Thomas Park is located in Marion, Iowa at the intersection of Blairs Ferry RD and Marion BLVD. Recreation includes mountain biking, running, dog walking, frisbee golf, several playgrounds, and a splash pad. Continue reading
Sunderbruch Park is located on the west side of Davenport, Iowa and only a few miles from I-280. Recreation on the trails includes mountain biking, dog walking, and horseback riding. Parking is free, abundant, and supports horse trailers. There are restrooms and a picnic area but no water fountains. My cell phone service was strong while in the park. Continue reading
On Sunday July 1st, 2012 there will be a mountain bike race at Beverly Park. Check out our Beverly Park blog post for directions, additional pictures, and info about trails not included in the race. The following Google Map shows the tentative course followed by an image the race director gave me to use as a guide.
My phone estimates one lap to be 5.5 miles with an elevation range of a 100 feet. I biked the course twice and completed my second lap in under 50 minutes. I’m not fast so 50 minutes is probably the slow end of the spectrum.
The race course rides counter-clockwise starting from the right most trail entrance.

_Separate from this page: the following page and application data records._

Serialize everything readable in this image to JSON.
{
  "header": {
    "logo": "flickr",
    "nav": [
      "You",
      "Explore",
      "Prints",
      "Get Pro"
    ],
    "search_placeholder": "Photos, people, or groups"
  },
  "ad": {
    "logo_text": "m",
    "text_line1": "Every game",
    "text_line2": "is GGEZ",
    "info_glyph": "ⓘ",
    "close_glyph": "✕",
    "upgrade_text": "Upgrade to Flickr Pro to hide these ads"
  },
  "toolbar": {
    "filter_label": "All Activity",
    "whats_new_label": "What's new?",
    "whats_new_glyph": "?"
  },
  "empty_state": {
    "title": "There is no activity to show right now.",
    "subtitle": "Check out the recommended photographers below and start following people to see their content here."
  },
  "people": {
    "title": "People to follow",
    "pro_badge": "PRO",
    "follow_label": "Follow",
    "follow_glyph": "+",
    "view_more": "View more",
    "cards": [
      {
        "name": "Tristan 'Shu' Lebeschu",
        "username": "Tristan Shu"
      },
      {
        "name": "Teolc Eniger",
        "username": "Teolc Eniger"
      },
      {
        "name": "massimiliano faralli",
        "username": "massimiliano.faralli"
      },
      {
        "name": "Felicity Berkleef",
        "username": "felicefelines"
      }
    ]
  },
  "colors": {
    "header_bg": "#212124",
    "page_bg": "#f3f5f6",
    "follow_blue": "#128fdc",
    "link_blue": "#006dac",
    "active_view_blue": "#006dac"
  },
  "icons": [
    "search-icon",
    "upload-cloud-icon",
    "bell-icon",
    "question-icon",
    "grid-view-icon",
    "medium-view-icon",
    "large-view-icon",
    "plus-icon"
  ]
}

It begins with a short climb before settling into a rhythmic pattern of twists and hills that ride fast.
On the western half of the course, there are no obstacles but there are two short bridges, one of which has railings.
At each trail intersection, make a right turn until you reach a grassy field, at which point you’ll be forced to turn left up a hill. However, stay on the right most trail while on the hill.
After the grassy field, the course cuts through a heavy set of vegetation.
Next, look for the Ditch Digger trail along the right side of the old road. It includes a quick up and down.
Continue riding east on the old road for a short distance and look for an unmarked trail across from trail #9. At the time of this post, it had gnarly vegetation growing over it so you may want to skip it until the race course has been finalized. If you decide to give it try then afterwards you’ll need to turn left onto the old road to head west and back towards trail #7.
Ride on trails #7 and #4. The following picture illustrates an example of how all of the ramps and piles of logs on the course are optional.
At a fork on trail #4, stay to the right to get on #5. Trail #4 continues to the left over a narrow bridge.
Ride on trail #5 and make right turns until you end up on #3. While riding on #3, stay on it by keeping left at its intersection with #9. Take a right at the next trail intersection, which puts you on #10. Continue making right turns to ride on trails #11 and #12. All of the trails are smooth with very few rocks but there are several fallen trees. Notably, trail #12 has a stout log crossing on an incline.
Take a right turn onto #3. Based on the race map image above, it looks like a temporary connector trail may be established (near the tree seen below) that will connect #3 and #13 so as to avoid bidirectional traffic. Until it is created you’ll need to connect to #13 via #4.
Trail #13 has a long wood bridge. If you’re like me and have some fear of elevated bridges, then I recommend giving this one a test ride before the race. I walked it on my first training lap and biked it on my second.
Ride straight off #13 and onto #16. It is short but challenging because it has a couple of tight turns overlaid with trees and roots. It is the most difficult segment of the course.
After #16, take a left onto #15, then a right onto #14, and then a left back onto #15. I got confused trying to find 2b and ended up on 2a for both of my laps. I corrected myself on my second lap, which is the one displayed in the Google Map above. Trail #2b rides fast on a slight decline and, thus, racers will likely finish each lap with a lot of momentum.
In sum, the tentative race course is fast and includes fun challenges. Read about the Sugar Bottom course to learn about the trails that host a triathlon and a mountain bike race later in the summer.
Scott County Park is about 25 minutes north of Davenport, Iowa and is well marked by street signs. Continue reading